Although CP usually indicates a lesion of a peripheral vestibular structure such as the inner ear and the eighth nerve, lesions affecting central vestibular structures such as the root entry zone of the eighth nerve, the proximal portion of the vestibular fascicle, and the VN could also cause CP. In the case of VN, lesions that predominantly affect the medial subnucleus appear to be the most important causes of central CP.10 Similarly, although a positive head-impulse test result and asymmetry of amplitude with no difference in the latencies of either side by the vestibular-evoked myogenic potential test are usually signs of impairment of unilateral peripheral vestibular function, on rare occasions, central lesions also cause these abnormalities.11,12 In our case, all of these uncommon signs may be explained by the fact that the VN is involved in the relaying and central processing of peripheral vestibular signals.
In our case, the infarcted area on magnetic resonance imaging is usually supplied by a penetrating branch from the medial branch of the posterior inferior cerebellar artery. Presumably, the mechanism for infarction was small-vessel arteriosclerosis, because there was no obvious source of emboli and the large vessels were normal on magnetic resonance angiography.
We have previously reported pseudo-VN due to cerebellar infarction.2–4 Together, these reports highlight the importance of isolated, central vertigo syndrome caused by infarction in either the VN or the nodulus.2–4 Clinicians should be aware of the possibility of isolated VN infarction in patients with acute onset of prolonged vertigo, especially when the patient has unilateral CP, but when other neurologic symptoms or signs are absent.

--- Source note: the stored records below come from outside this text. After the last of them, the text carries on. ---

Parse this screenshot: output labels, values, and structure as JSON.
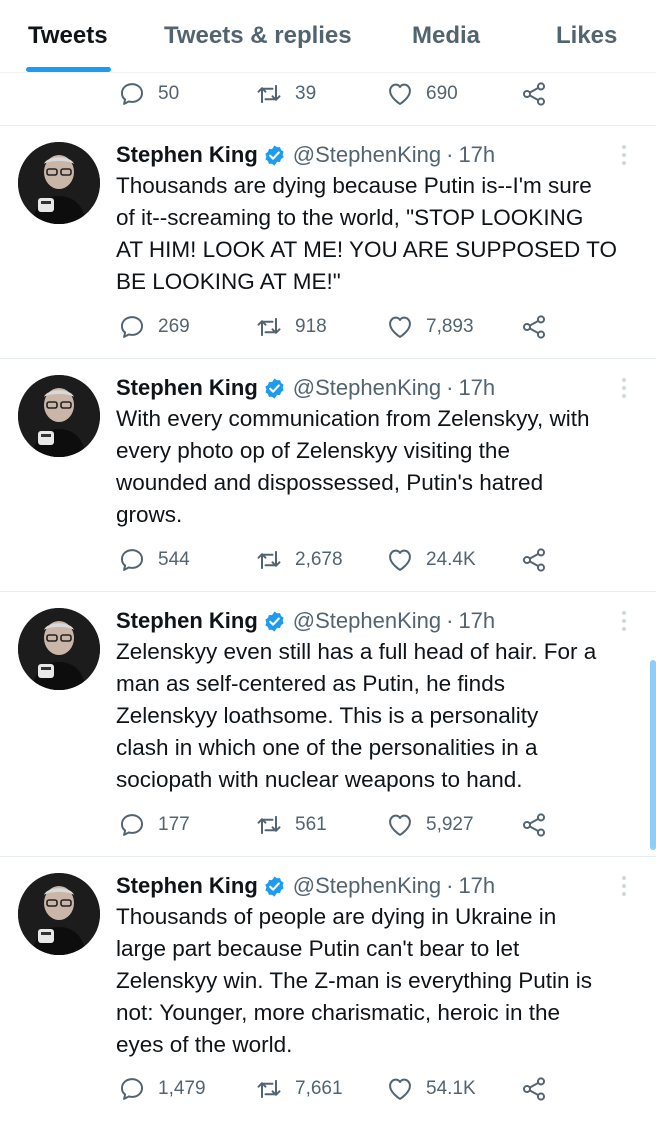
{
  "tabs": [
    {
      "label": "Tweets",
      "active": true
    },
    {
      "label": "Tweets & replies",
      "active": false
    },
    {
      "label": "Media",
      "active": false
    },
    {
      "label": "Likes",
      "active": false
    }
  ],
  "top_actions": {
    "replies": "50",
    "retweets": "39",
    "likes": "690"
  },
  "tweets": [
    {
      "name": "Stephen King",
      "handle": "@StephenKing",
      "separator": "·",
      "time": "17h",
      "text": "Thousands are dying because Putin is--I'm sure\nof it--screaming to the world, \"STOP LOOKING\nAT HIM! LOOK AT ME! YOU ARE SUPPOSED TO\nBE LOOKING AT ME!\"",
      "replies": "269",
      "retweets": "918",
      "likes": "7,893"
    },
    {
      "name": "Stephen King",
      "handle": "@StephenKing",
      "separator": "·",
      "time": "17h",
      "text": "With every communication from Zelenskyy, with\nevery photo op of Zelenskyy visiting the\nwounded and dispossessed, Putin's hatred\ngrows.",
      "replies": "544",
      "retweets": "2,678",
      "likes": "24.4K"
    },
    {
      "name": "Stephen King",
      "handle": "@StephenKing",
      "separator": "·",
      "time": "17h",
      "text": "Zelenskyy even still has a full head of hair. For a\nman as self-centered as Putin, he finds\nZelenskyy loathsome. This is a personality\nclash in which one of the personalities in a\nsociopath with nuclear weapons to hand.",
      "replies": "177",
      "retweets": "561",
      "likes": "5,927"
    },
    {
      "name": "Stephen King",
      "handle": "@StephenKing",
      "separator": "·",
      "time": "17h",
      "text": "Thousands of people are dying in Ukraine in\nlarge part because Putin can't bear to let\nZelenskyy win. The Z-man is everything Putin is\nnot: Younger, more charismatic, heroic in the\neyes of the world.",
      "replies": "1,479",
      "retweets": "7,661",
      "likes": "54.1K"
    }
  ],
  "icons": {
    "reply": "reply-icon",
    "retweet": "retweet-icon",
    "like": "heart-icon",
    "share": "share-icon",
    "verified": "verified-badge-icon",
    "more": "more-vertical-icon"
  },
  "colors": {
    "accent": "#1d9bf0",
    "text": "#0f1419",
    "secondary": "#536471",
    "divider": "#e6ecf0"
  }
}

- Received February 25, 2010.
- Accepted March 12, 2010.
Lee H, Yi HA, Cho YW, Sohn CH, Whitman GT, Ying S, Baloh RW. Nodulus infarction mimicking acute peripheral vestibulopathy. Neurology. 2003; 60: 1700–1702.
Lee H, Sohn SI, Cho YW, Lee SR, Ahn BH, Park BR, Baloh RW. Cerebellar infarction presenting isolated vertigo; frequency and vascular topographical patterns. Neurology. 2006; 67: 1178–1183.
Moon IS, Kim JS, Choi KD, Kim MJ, Oh SY, Lee H, Lee HS, Park SH. Isolated nodular infarction. Stroke. 2009; 40: 487–491.
Thomke F, Hopf HC. Pontine lesions mimicking acute peripheral vestibulopathy. J Neurol Neurosurg Psychiatry. 1999; 66: 340–349.
Kim HA, Hong JH, Lee H, Yi HA, Lee SR, Lee SY, Jang BC, Ahn BH, Baloh RW. Otolith dysfunction in vestibular neuritis: recovery pattern and a predictor of symptom recovery. Neurology. 2008; 70: 449–453.
Francis D, Bronstein A, Rudge P, Boulay E. The side of brainstem lesions causing semicircular canal paresis: an MRI study. J Neurol Neurosurg Psychiatry. 1992; 55: 446–449.
David E, Jorge C, Jorge E, David Z. Normal head impulse test differentiates acute cerebellar strokes from vestibular neuritis. Neurology. 2008; 70: 2378–2385.
Kim S, Lee HS, Kim JS. Medial vestibulospinal tract lesions impair sacculo-collic reflexes. J Neurol. 2010; Jan 8. [Epub ahead of print]